The Outlook magazine was one of the few national journals that upheld the spirit of true journalism and challenged the dominant regime of its time. The articles in this selection serve to highlight a critical and tumultuous period in Pakistan’s history. Penned by prestigious writers, journalists, and intellectuals, these articles effectively voiced opinions on the most important issues and concerns of the 1971 conflict in a courageous manner. This compilation primarily covers several perspectives of the East Pakistan (now Bangladesh) debacle along with perspectives on Zulfikar Ali Bhutto and Afghanistan. The issues discussed in the articles are as relevant today as they were then.
Iqbal Hasan Burney was born in 1926 in Bulandshahr, India. He completed his graduate studies from Aligarh University and obtained his Master’s in Journalism from Stanford University, USA. After Partition in 1947, Burney became Chief Correspondent for APP (Associated Press of Pakistan). He also worked for the Morning News, Dawn, and Pakistan Observer. In 1962, Burney started the weekly Outlook in an attempt to create space for intellectually stimulating dialogues. While the weekly was received with great enthusiasm by the nation’s intellectual community, the venture turned out to be short-lived; in 1964 it was forced to shut down by the Ayub government. In 1972, Burney revived Outlook under the Bhutto regime in the hope that it will enjoy the benefits of constitutional protection of freedom of expression. However, this hope too was shattered when Outlook was banned again on 20 July 1974 following Bhutto’s accusation of the magazine having gone too far.
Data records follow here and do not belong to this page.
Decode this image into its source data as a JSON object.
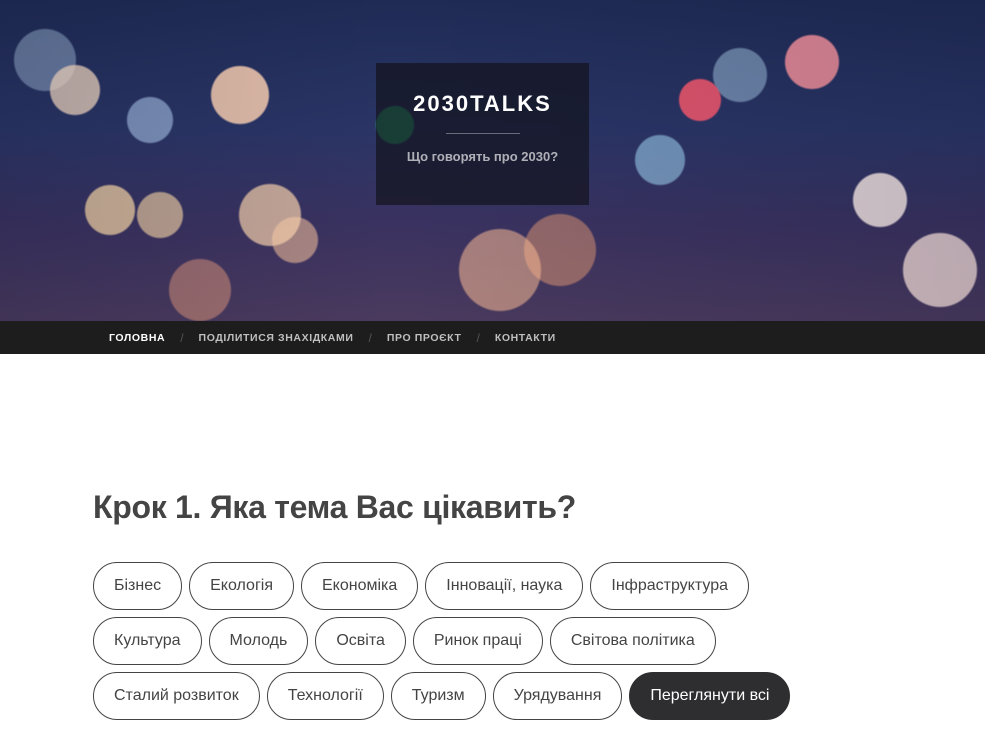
{
  "site": {
    "title": "2030TALKS",
    "tagline": "Що говорять про 2030?"
  },
  "nav": {
    "items": [
      {
        "label": "Головна",
        "active": true
      },
      {
        "label": "Поділитися знахідками"
      },
      {
        "label": "Про проєкт"
      },
      {
        "label": "Контакти"
      }
    ],
    "separator": "/"
  },
  "main": {
    "step_title": "Крок 1. Яка тема Вас цікавить?",
    "tags": [
      "Бізнес",
      "Екологія",
      "Економіка",
      "Інновації, наука",
      "Інфраструктура",
      "Культура",
      "Молодь",
      "Освіта",
      "Ринок праці",
      "Світова політика",
      "Сталий розвиток",
      "Технології",
      "Туризм",
      "Урядування"
    ],
    "view_all_label": "Переглянути всі"
  }
}
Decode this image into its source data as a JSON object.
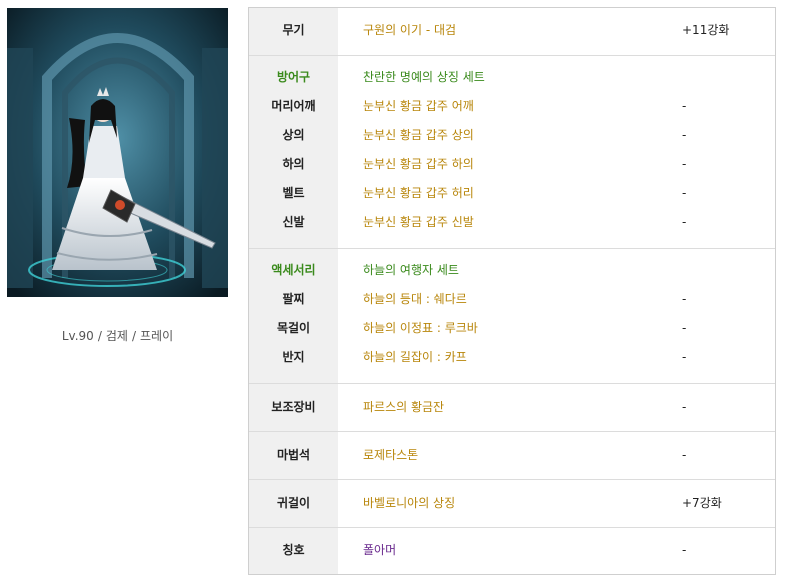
{
  "character": {
    "level": "Lv.90",
    "job": "검제",
    "name": "프레이"
  },
  "equipment": {
    "weapon": {
      "label": "무기",
      "item": "구원의 이기 - 대검",
      "enhance": "+11강화"
    },
    "armor": {
      "label": "방어구",
      "set_name": "찬란한 명예의 상징 세트",
      "rows": [
        {
          "label": "머리어깨",
          "item": "눈부신 황금 갑주 어깨",
          "enhance": "-"
        },
        {
          "label": "상의",
          "item": "눈부신 황금 갑주 상의",
          "enhance": "-"
        },
        {
          "label": "하의",
          "item": "눈부신 황금 갑주 하의",
          "enhance": "-"
        },
        {
          "label": "벨트",
          "item": "눈부신 황금 갑주 허리",
          "enhance": "-"
        },
        {
          "label": "신발",
          "item": "눈부신 황금 갑주 신발",
          "enhance": "-"
        }
      ]
    },
    "accessory": {
      "label": "액세서리",
      "set_name": "하늘의 여행자 세트",
      "rows": [
        {
          "label": "팔찌",
          "item": "하늘의 등대 : 쉐다르",
          "enhance": "-"
        },
        {
          "label": "목걸이",
          "item": "하늘의 이정표 : 루크바",
          "enhance": "-"
        },
        {
          "label": "반지",
          "item": "하늘의 길잡이 : 카프",
          "enhance": "-"
        }
      ]
    },
    "sub": {
      "label": "보조장비",
      "item": "파르스의 황금잔",
      "enhance": "-"
    },
    "magic_stone": {
      "label": "마법석",
      "item": "로제타스톤",
      "enhance": "-"
    },
    "earring": {
      "label": "귀걸이",
      "item": "바벨로니아의 상징",
      "enhance": "+7강화"
    },
    "title": {
      "label": "칭호",
      "item": "폴아머",
      "enhance": "-"
    }
  },
  "colors": {
    "item_gold": "#b8860b",
    "set_green": "#3a8a1c",
    "title_purple": "#6a2a8e",
    "label_bg": "#f0f0f0"
  }
}
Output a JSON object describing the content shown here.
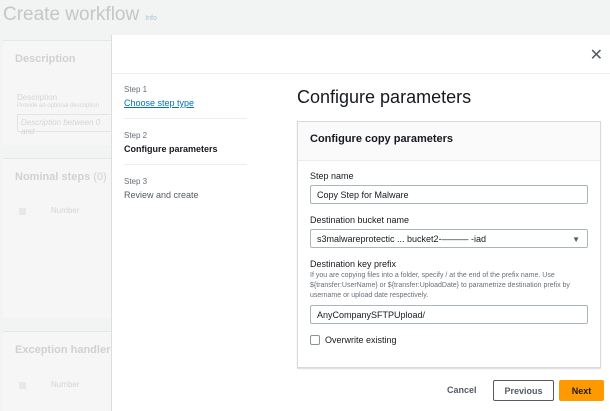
{
  "background": {
    "page_title": "Create workflow",
    "info": "Info",
    "description_header": "Description",
    "description_label": "Description",
    "description_hint": "Provide an optional description",
    "description_placeholder": "Description between 0 and",
    "nominal_header": "Nominal steps",
    "nominal_count": "(0)",
    "number_col": "Number",
    "exception_header": "Exception handlers",
    "exception_number_col": "Number"
  },
  "modal": {
    "steps": [
      {
        "label": "Step 1",
        "name": "Choose step type"
      },
      {
        "label": "Step 2",
        "name": "Configure parameters"
      },
      {
        "label": "Step 3",
        "name": "Review and create"
      }
    ],
    "title": "Configure parameters",
    "panel_title": "Configure copy parameters",
    "step_name_label": "Step name",
    "step_name_value": "Copy Step for Malware",
    "bucket_label": "Destination bucket name",
    "bucket_value": "s3malwareprotectic ... bucket2-——— -iad",
    "prefix_label": "Destination key prefix",
    "prefix_desc": "If you are copying files into a folder, specify / at the end of the prefix name. Use ${transfer:UserName} or ${transfer:UploadDate} to parametrize destination prefix by username or upload date respectively.",
    "prefix_value": "AnyCompanySFTPUpload/",
    "overwrite_label": "Overwrite existing",
    "cancel": "Cancel",
    "previous": "Previous",
    "next": "Next",
    "close": "✕"
  }
}
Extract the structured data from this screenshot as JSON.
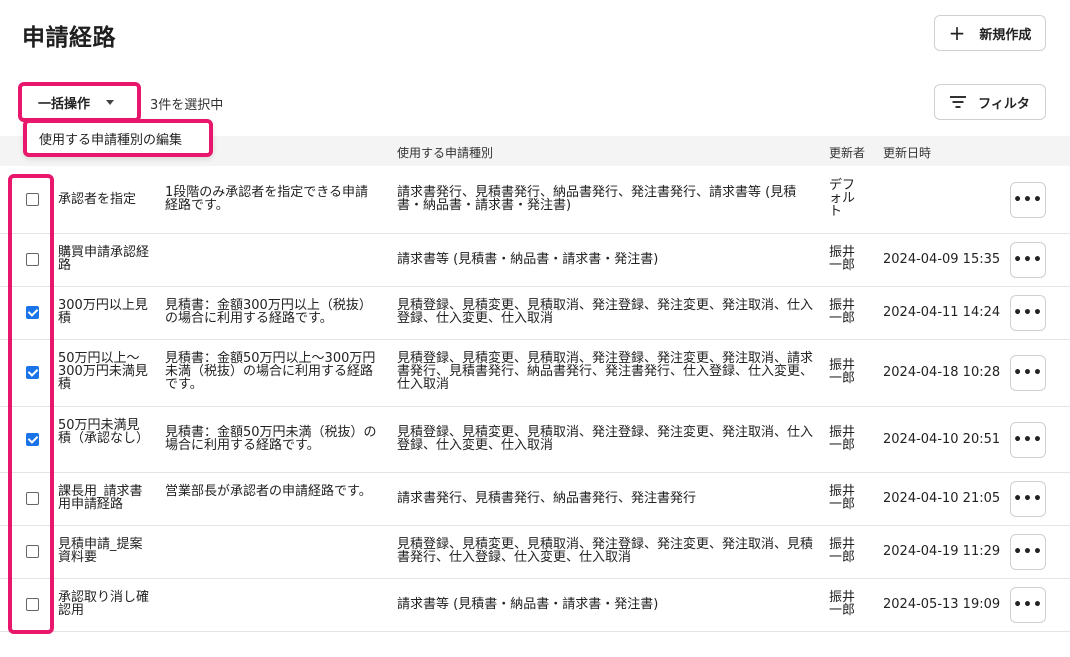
{
  "header": {
    "title": "申請経路",
    "new_button": "新規作成",
    "new_icon": "plus-icon",
    "filter_button": "フィルタ",
    "filter_icon": "filter-icon"
  },
  "toolbar": {
    "bulk_label": "一括操作",
    "selected_count": "3件を選択中",
    "dropdown_item": "使用する申請種別の編集"
  },
  "table": {
    "headers": {
      "types": "使用する申請種別",
      "updater": "更新者",
      "updated_at": "更新日時"
    },
    "rows": [
      {
        "checked": false,
        "name": "承認者を指定",
        "desc": "1段階のみ承認者を指定できる申請経路です。",
        "types": "請求書発行、見積書発行、納品書発行、発注書発行、請求書等 (見積書・納品書・請求書・発注書)",
        "updater": "デフォルト",
        "date": ""
      },
      {
        "checked": false,
        "name": "購買申請承認経路",
        "desc": "",
        "types": "請求書等 (見積書・納品書・請求書・発注書)",
        "updater": "振井一郎",
        "date": "2024-04-09 15:35"
      },
      {
        "checked": true,
        "name": "300万円以上見積",
        "desc": "見積書：金額300万円以上（税抜）の場合に利用する経路です。",
        "types": "見積登録、見積変更、見積取消、発注登録、発注変更、発注取消、仕入登録、仕入変更、仕入取消",
        "updater": "振井一郎",
        "date": "2024-04-11 14:24"
      },
      {
        "checked": true,
        "name": "50万円以上～300万円未満見積",
        "desc": "見積書：金額50万円以上～300万円未満（税抜）の場合に利用する経路です。",
        "types": "見積登録、見積変更、見積取消、発注登録、発注変更、発注取消、請求書発行、見積書発行、納品書発行、発注書発行、仕入登録、仕入変更、仕入取消",
        "updater": "振井一郎",
        "date": "2024-04-18 10:28"
      },
      {
        "checked": true,
        "name": "50万円未満見積（承認なし）",
        "desc": "見積書：金額50万円未満（税抜）の場合に利用する経路です。",
        "types": "見積登録、見積変更、見積取消、発注登録、発注変更、発注取消、仕入登録、仕入変更、仕入取消",
        "updater": "振井一郎",
        "date": "2024-04-10 20:51"
      },
      {
        "checked": false,
        "name": "課長用_請求書用申請経路",
        "desc": "営業部長が承認者の申請経路です。",
        "types": "請求書発行、見積書発行、納品書発行、発注書発行",
        "updater": "振井一郎",
        "date": "2024-04-10 21:05"
      },
      {
        "checked": false,
        "name": "見積申請_提案資料要",
        "desc": "",
        "types": "見積登録、見積変更、見積取消、発注登録、発注変更、発注取消、見積書発行、仕入登録、仕入変更、仕入取消",
        "updater": "振井一郎",
        "date": "2024-04-19 11:29"
      },
      {
        "checked": false,
        "name": "承認取り消し確認用",
        "desc": "",
        "types": "請求書等 (見積書・納品書・請求書・発注書)",
        "updater": "振井一郎",
        "date": "2024-05-13 19:09"
      }
    ],
    "more_icon": "more-horizontal-icon"
  },
  "colors": {
    "highlight": "#e8176b",
    "checkbox_checked": "#1a73e8"
  }
}
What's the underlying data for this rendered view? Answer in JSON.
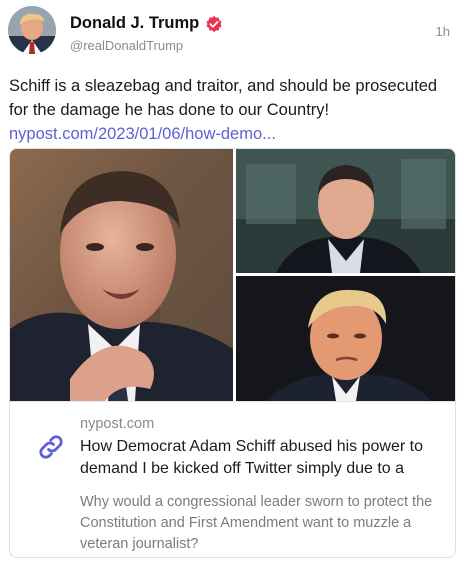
{
  "post": {
    "author": {
      "display_name": "Donald J. Trump",
      "handle": "@realDonaldTrump",
      "verified": true,
      "avatar_icon": "avatar-photo"
    },
    "time_ago": "1h",
    "text": "Schiff is a sleazebag and traitor, and should be prosecuted for the damage he has done to our Country! ",
    "text_link": "nypost.com/2023/01/06/how-demo..."
  },
  "link_card": {
    "images": [
      {
        "name": "photo-adam-schiff"
      },
      {
        "name": "photo-matt-taibbi"
      },
      {
        "name": "photo-donald-trump"
      }
    ],
    "icon": "link-icon",
    "domain": "nypost.com",
    "title": "How Democrat Adam Schiff abused his power to demand I be kicked off Twitter simply due to a",
    "description": "Why would a congressional leader sworn to protect the Constitution and First Amendment want to muzzle a veteran journalist?"
  },
  "colors": {
    "link": "#5f5ed9",
    "verified_badge": "#e8344e",
    "muted_text": "#8a8a93",
    "card_border": "#dedee3"
  }
}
Burney was a committed journalist, and a founding member of the Karachi Press Club that was established in 1958.
I. H. Burney passed away in Karachi on 26 February 1993.